Summary of Story of an Hour by Kate Chopin
Summarizing Chopin's Story of an Hour is easy when you have a guide from the writers at Paper Masters. There are a few very important elements when writing a summary on a literature short story. Here are a few things we suggest you consider:
- Be sure to summarize the theme first when introducing the story's plot.
- Summarize the main characters of the story, such as Louise Mallard and Brently
- Make sure your summary gives a clear progression of the important events in the story
In Kate Chopin’s “The Story of an Hour,” the reader experiences a wide range of emotions alongside the main character, Louise Mallard, whose husband, Brently, was killed in a railroad accident. She first experiences great sadness, breaking down in front of her friends before asking to be left alone. Her sister and friend both try to keep Mrs. Mallard calm, knowing she has a severe heart condition.
Once Mrs. Mallard goes upstairs to her room, the reader watches as she experiences every emotion from sadness to exhilaration, all within the course of less than an hour. She believes herself to be “Free! Body and soul free,” something that she was not able to enjoy because of her identity as a married woman. As the story was written in the late 1800s, it was expected that Mrs. Mallard be defined by her husband; she was his wife, and as such, without him, had an unknown future.

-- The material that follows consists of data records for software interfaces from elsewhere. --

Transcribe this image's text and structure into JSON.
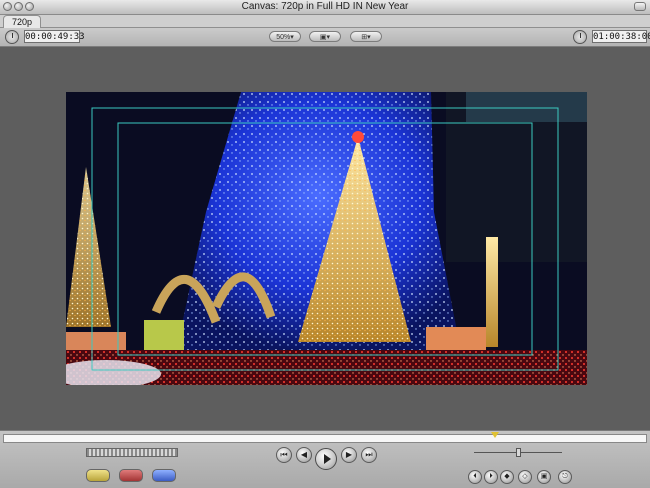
{
  "window": {
    "title": "Canvas: 720p in Full HD IN New Year"
  },
  "tabs": [
    {
      "label": "720p"
    }
  ],
  "toolbar": {
    "current_timecode": "00:00:49:33",
    "zoom": "50%",
    "view_icon": "view-options-icon",
    "overlay_icon": "overlay-options-icon",
    "duration_timecode": "01:00:38:00"
  },
  "transport": {
    "icons": [
      "go-to-in-icon",
      "play-reverse-icon",
      "play-icon",
      "play-forward-icon",
      "go-to-out-icon"
    ]
  },
  "edit_buttons": {
    "icons": [
      "mark-in-icon",
      "mark-out-icon",
      "split-edit-icon",
      "add-keyframe-icon",
      "match-frame-icon",
      "marker-icon",
      "record-icon"
    ]
  },
  "colors": {
    "accent_yellow": "#e0c233",
    "title_safe": "#3bc9c0",
    "background": "#5e5e5e"
  }
}
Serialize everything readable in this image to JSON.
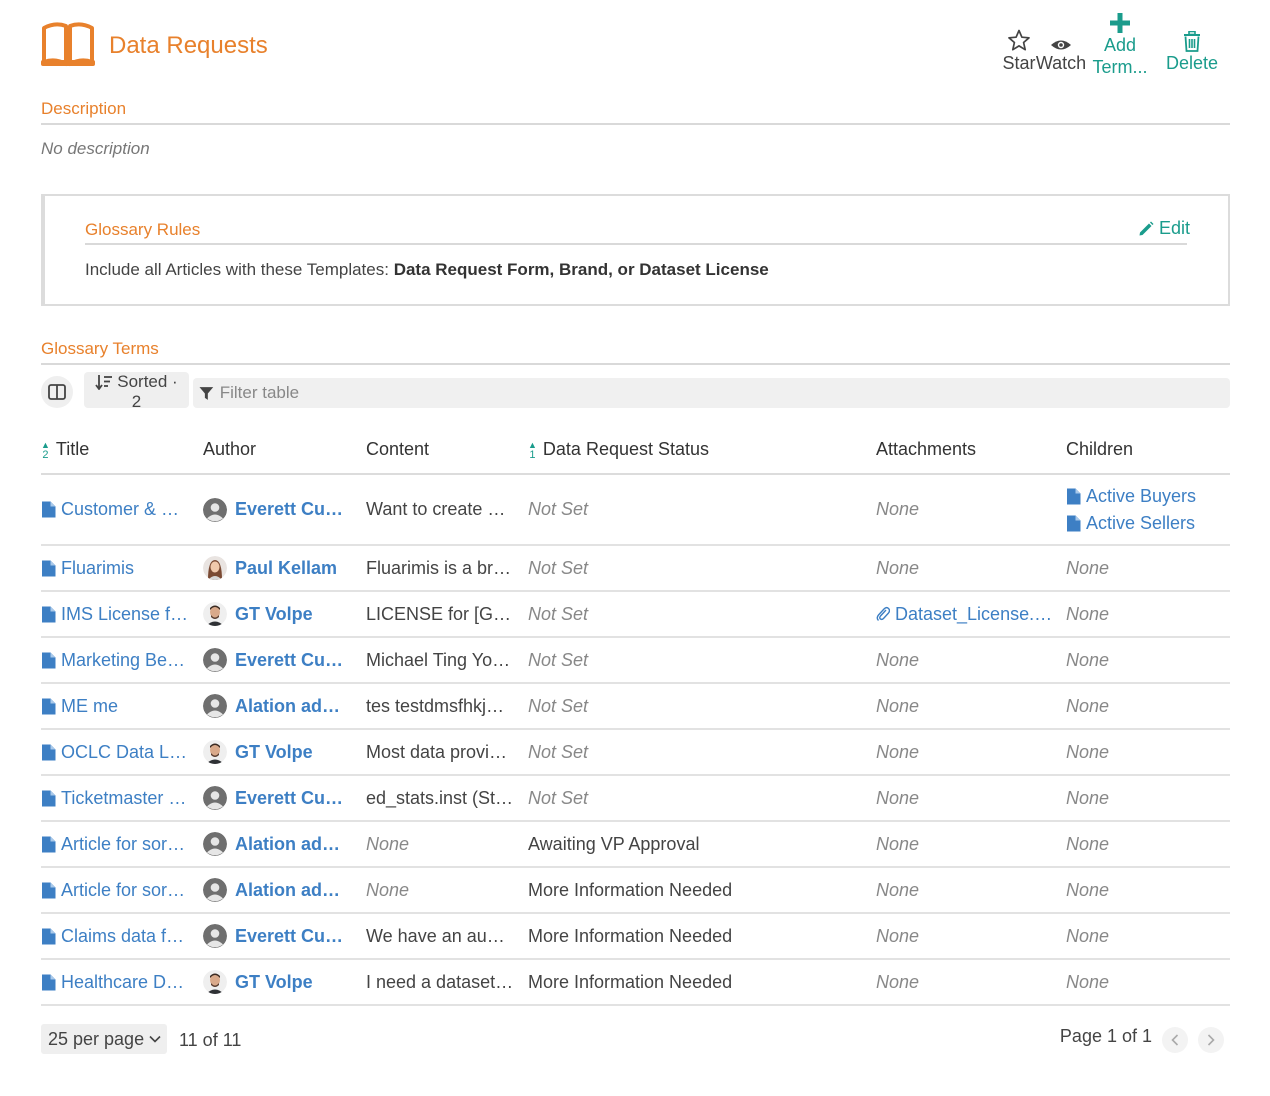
{
  "header": {
    "title": "Data Requests",
    "actions": {
      "star": "Star",
      "watch": "Watch",
      "add_line1": "Add",
      "add_line2": "Term...",
      "delete": "Delete"
    }
  },
  "description": {
    "heading": "Description",
    "text": "No description"
  },
  "glossary_rules": {
    "heading": "Glossary Rules",
    "edit_label": "Edit",
    "text_prefix": "Include all Articles with these Templates: ",
    "templates": "Data Request Form, Brand, or Dataset License"
  },
  "glossary_terms": {
    "heading": "Glossary Terms",
    "sorted_label": "Sorted ·",
    "sorted_count": "2",
    "filter_placeholder": "Filter table",
    "columns": {
      "title": "Title",
      "title_sort": "2",
      "author": "Author",
      "content": "Content",
      "status": "Data Request Status",
      "status_sort": "1",
      "attachments": "Attachments",
      "children": "Children"
    },
    "rows": [
      {
        "title": "Customer & …",
        "author": "Everett Cu…",
        "avatar": "generic",
        "content": "Want to create …",
        "status": "Not Set",
        "attachments": "None",
        "children": [
          "Active Buyers",
          "Active Sellers"
        ]
      },
      {
        "title": "Fluarimis",
        "author": "Paul Kellam",
        "avatar": "woman",
        "content": "Fluarimis is a br…",
        "status": "Not Set",
        "attachments": "None",
        "children": "None"
      },
      {
        "title": "IMS License f…",
        "author": "GT Volpe",
        "avatar": "man",
        "content": "LICENSE for  [G…",
        "status": "Not Set",
        "attachments": "Dataset_License.…",
        "children": "None"
      },
      {
        "title": "Marketing Be…",
        "author": "Everett Cu…",
        "avatar": "generic",
        "content": "Michael Ting Yo…",
        "status": "Not Set",
        "attachments": "None",
        "children": "None"
      },
      {
        "title": "ME me",
        "author": "Alation ad…",
        "avatar": "generic",
        "content": "tes testdmsfhkj…",
        "status": "Not Set",
        "attachments": "None",
        "children": "None"
      },
      {
        "title": "OCLC Data L…",
        "author": "GT Volpe",
        "avatar": "man",
        "content": "Most data provi…",
        "status": "Not Set",
        "attachments": "None",
        "children": "None"
      },
      {
        "title": "Ticketmaster …",
        "author": "Everett Cu…",
        "avatar": "generic",
        "content": "ed_stats.inst (St…",
        "status": "Not Set",
        "attachments": "None",
        "children": "None"
      },
      {
        "title": "Article for sor…",
        "author": "Alation ad…",
        "avatar": "generic",
        "content": "None",
        "status": "Awaiting VP Approval",
        "attachments": "None",
        "children": "None"
      },
      {
        "title": "Article for sor…",
        "author": "Alation ad…",
        "avatar": "generic",
        "content": "None",
        "status": "More Information Needed",
        "attachments": "None",
        "children": "None"
      },
      {
        "title": "Claims data f…",
        "author": "Everett Cu…",
        "avatar": "generic",
        "content": "We have an aud…",
        "status": "More Information Needed",
        "attachments": "None",
        "children": "None"
      },
      {
        "title": "Healthcare D…",
        "author": "GT Volpe",
        "avatar": "man",
        "content": "I need a dataset…",
        "status": "More Information Needed",
        "attachments": "None",
        "children": "None"
      }
    ]
  },
  "pagination": {
    "per_page": "25 per page",
    "count": "11 of 11",
    "page": "Page 1 of 1"
  },
  "colors": {
    "accent_orange": "#e8812c",
    "accent_teal": "#1a9c8c",
    "link_blue": "#3d7fc4"
  }
}
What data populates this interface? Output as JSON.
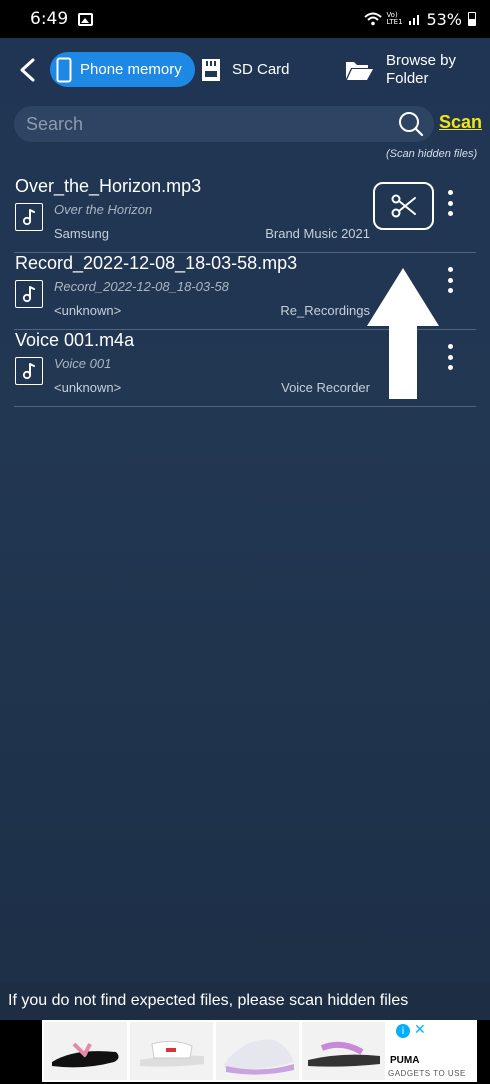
{
  "status_bar": {
    "time": "6:49",
    "network_label": "Vo) LTE1",
    "battery": "53%"
  },
  "tabs": {
    "phone_memory": "Phone memory",
    "sd_card": "SD Card",
    "browse_by_folder": "Browse by Folder"
  },
  "search": {
    "placeholder": "Search",
    "scan_label": "Scan",
    "scan_note": "(Scan hidden files)"
  },
  "files": [
    {
      "filename": "Over_the_Horizon.mp3",
      "title": "Over the Horizon",
      "artist": "Samsung",
      "album": "Brand Music 2021"
    },
    {
      "filename": "Record_2022-12-08_18-03-58.mp3",
      "title": "Record_2022-12-08_18-03-58",
      "artist": "<unknown>",
      "album": "Re_Recordings"
    },
    {
      "filename": "Voice 001.m4a",
      "title": "Voice 001",
      "artist": "<unknown>",
      "album": "Voice Recorder"
    }
  ],
  "footer_note": "If you do not find expected files, please scan hidden files",
  "ad": {
    "brand": "PUMA",
    "watermark": "GADGETS TO USE"
  },
  "colors": {
    "accent": "#1e88e5",
    "scan_link": "#f2e51a",
    "background": "#1f3553"
  }
}
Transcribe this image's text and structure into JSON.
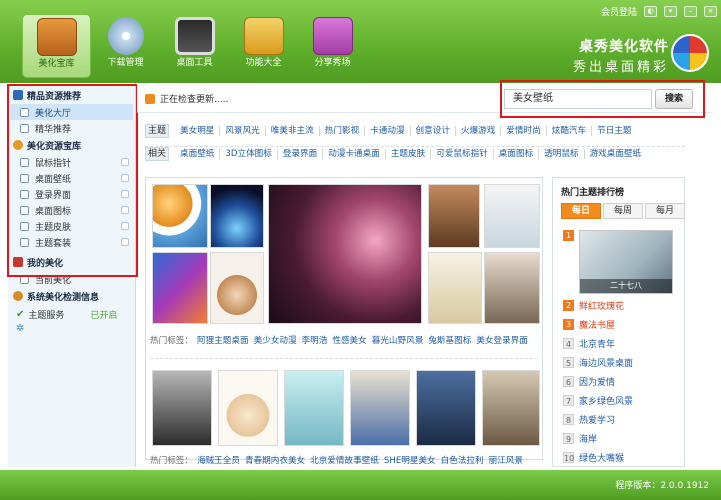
{
  "topbar": {
    "login": "会员登陆",
    "nav": [
      {
        "label": "美化宝库",
        "icon": "treasure-box-icon"
      },
      {
        "label": "下载管理",
        "icon": "download-disc-icon"
      },
      {
        "label": "桌面工具",
        "icon": "desktop-screen-icon"
      },
      {
        "label": "功能大全",
        "icon": "toolbox-icon"
      },
      {
        "label": "分享秀场",
        "icon": "share-icon"
      }
    ],
    "brand_title": "桌秀美化软件",
    "brand_slogan": "秀出桌面精彩"
  },
  "sidebar": {
    "group1": "精品资源推荐",
    "items1": [
      {
        "label": "美化大厅"
      },
      {
        "label": "精华推荐"
      }
    ],
    "group2": "美化资源宝库",
    "items2": [
      {
        "label": "鼠标指针"
      },
      {
        "label": "桌面壁纸"
      },
      {
        "label": "登录界面"
      },
      {
        "label": "桌面图标"
      },
      {
        "label": "主题皮肤"
      },
      {
        "label": "主题套装"
      }
    ],
    "group3": "我的美化",
    "items3": [
      {
        "label": "当前美化"
      }
    ],
    "group4": "系统美化检测信息",
    "service": {
      "label": "主题服务",
      "status": "已开启"
    }
  },
  "status": {
    "text": "正在检查更新....."
  },
  "search": {
    "value": "美女壁纸",
    "button": "搜索"
  },
  "tags": {
    "topic_label": "主题",
    "topic": [
      "美女明星",
      "风景风光",
      "唯美非主流",
      "热门影视",
      "卡通动漫",
      "创意设计",
      "火爆游戏",
      "爱情时尚",
      "炫酷汽车",
      "节日主题"
    ],
    "related_label": "相关",
    "related": [
      "桌面壁纸",
      "3D立体图标",
      "登录界面",
      "动漫卡通桌面",
      "主题皮肤",
      "可爱鼠标指针",
      "桌面图标",
      "透明鼠标",
      "游戏桌面壁纸"
    ]
  },
  "gallery": {
    "hot_label": "热门标签：",
    "hot1": [
      "阿狸主题桌面",
      "美少女动漫",
      "李明浩",
      "性感美女",
      "暮光山野风景",
      "兔斯基图标",
      "美女登录界面"
    ],
    "hot2": [
      "海贼王全员",
      "青春期内衣美女",
      "北京爱情故事壁纸",
      "SHE明星美女",
      "白色法拉利",
      "丽江风景"
    ]
  },
  "ranking": {
    "title": "热门主题排行榜",
    "tabs": [
      "每日",
      "每周",
      "每月"
    ],
    "thumb_caption": "二十七八",
    "items": [
      {
        "num": "1",
        "text": ""
      },
      {
        "num": "2",
        "text": "鲜红玫瑰花"
      },
      {
        "num": "3",
        "text": "魔法书屋"
      },
      {
        "num": "4",
        "text": "北京青年"
      },
      {
        "num": "5",
        "text": "海边风景桌面"
      },
      {
        "num": "6",
        "text": "因为爱情"
      },
      {
        "num": "7",
        "text": "家乡绿色风景"
      },
      {
        "num": "8",
        "text": "热爱学习"
      },
      {
        "num": "9",
        "text": "海岸"
      },
      {
        "num": "10",
        "text": "绿色大嘴猴"
      }
    ]
  },
  "footer": {
    "version": "程序版本：2.0.0.1912"
  }
}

Mrs. Mallard remained in her room for a short while, composing herself so as to act appropriately as a grieving widow. All the while, however, he mind was racing with the possibilities of what her new-found freedom might entail. She slowly descends the steps, and as she does, the front door opens. She stops, utterly shocked, and is stricken with a massive heart attack. As it turns out, her husband was not killed and has instead walked in the door. Mrs. Mallard’s hopes of independence have been dashed, and the sudden shock of having this taken away from her caused her fatal cardiac event.